Exercise objective:
Check each line of the records below and collect those holding "icon".

Provided data:

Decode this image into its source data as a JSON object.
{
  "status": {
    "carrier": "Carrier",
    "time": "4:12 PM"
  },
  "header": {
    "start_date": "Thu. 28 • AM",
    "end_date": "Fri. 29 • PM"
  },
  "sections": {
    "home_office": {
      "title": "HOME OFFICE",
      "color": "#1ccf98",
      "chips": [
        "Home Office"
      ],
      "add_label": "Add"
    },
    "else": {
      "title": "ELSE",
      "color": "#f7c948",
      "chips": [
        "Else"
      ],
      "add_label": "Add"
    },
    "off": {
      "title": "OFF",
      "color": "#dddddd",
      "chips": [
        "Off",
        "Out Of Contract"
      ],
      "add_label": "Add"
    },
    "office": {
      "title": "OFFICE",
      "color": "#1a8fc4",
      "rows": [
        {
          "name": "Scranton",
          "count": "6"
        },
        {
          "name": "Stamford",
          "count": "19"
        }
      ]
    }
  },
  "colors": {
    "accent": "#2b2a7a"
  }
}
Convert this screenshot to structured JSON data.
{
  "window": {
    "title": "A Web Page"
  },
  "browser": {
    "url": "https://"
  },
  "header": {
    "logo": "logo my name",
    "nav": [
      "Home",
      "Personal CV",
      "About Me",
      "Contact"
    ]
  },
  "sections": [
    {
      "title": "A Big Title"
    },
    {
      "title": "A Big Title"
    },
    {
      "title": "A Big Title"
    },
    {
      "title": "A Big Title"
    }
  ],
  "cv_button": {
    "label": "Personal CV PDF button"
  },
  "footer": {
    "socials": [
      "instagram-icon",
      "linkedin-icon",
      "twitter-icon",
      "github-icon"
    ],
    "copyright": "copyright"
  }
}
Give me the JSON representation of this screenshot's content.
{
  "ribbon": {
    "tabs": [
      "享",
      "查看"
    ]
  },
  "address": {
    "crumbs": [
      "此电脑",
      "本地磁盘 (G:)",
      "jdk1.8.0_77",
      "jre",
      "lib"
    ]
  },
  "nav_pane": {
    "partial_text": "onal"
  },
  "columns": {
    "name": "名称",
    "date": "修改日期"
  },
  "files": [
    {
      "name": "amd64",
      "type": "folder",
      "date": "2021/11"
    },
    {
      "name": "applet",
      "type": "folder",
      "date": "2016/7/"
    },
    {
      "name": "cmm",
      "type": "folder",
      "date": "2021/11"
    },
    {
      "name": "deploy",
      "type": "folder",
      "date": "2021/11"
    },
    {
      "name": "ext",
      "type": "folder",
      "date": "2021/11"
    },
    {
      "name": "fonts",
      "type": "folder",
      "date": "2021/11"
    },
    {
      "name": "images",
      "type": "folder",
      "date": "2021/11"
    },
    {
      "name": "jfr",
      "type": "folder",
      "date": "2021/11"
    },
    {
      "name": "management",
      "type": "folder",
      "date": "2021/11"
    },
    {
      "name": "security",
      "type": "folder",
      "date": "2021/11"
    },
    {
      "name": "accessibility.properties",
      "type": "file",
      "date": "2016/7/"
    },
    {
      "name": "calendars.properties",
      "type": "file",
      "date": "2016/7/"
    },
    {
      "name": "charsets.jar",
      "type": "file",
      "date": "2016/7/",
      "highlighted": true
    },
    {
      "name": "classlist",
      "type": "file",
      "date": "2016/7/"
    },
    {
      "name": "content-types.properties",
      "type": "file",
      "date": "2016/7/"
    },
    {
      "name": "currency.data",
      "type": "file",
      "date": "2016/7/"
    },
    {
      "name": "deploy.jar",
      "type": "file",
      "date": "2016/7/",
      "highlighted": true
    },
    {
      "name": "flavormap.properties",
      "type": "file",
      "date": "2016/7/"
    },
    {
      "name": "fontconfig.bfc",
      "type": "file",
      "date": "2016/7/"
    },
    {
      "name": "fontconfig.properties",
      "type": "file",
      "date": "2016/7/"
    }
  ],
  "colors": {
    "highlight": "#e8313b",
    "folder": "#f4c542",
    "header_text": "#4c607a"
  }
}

Result of this task:
      "instagram-icon",
      "linkedin-icon",
      "twitter-icon",
      "github-icon"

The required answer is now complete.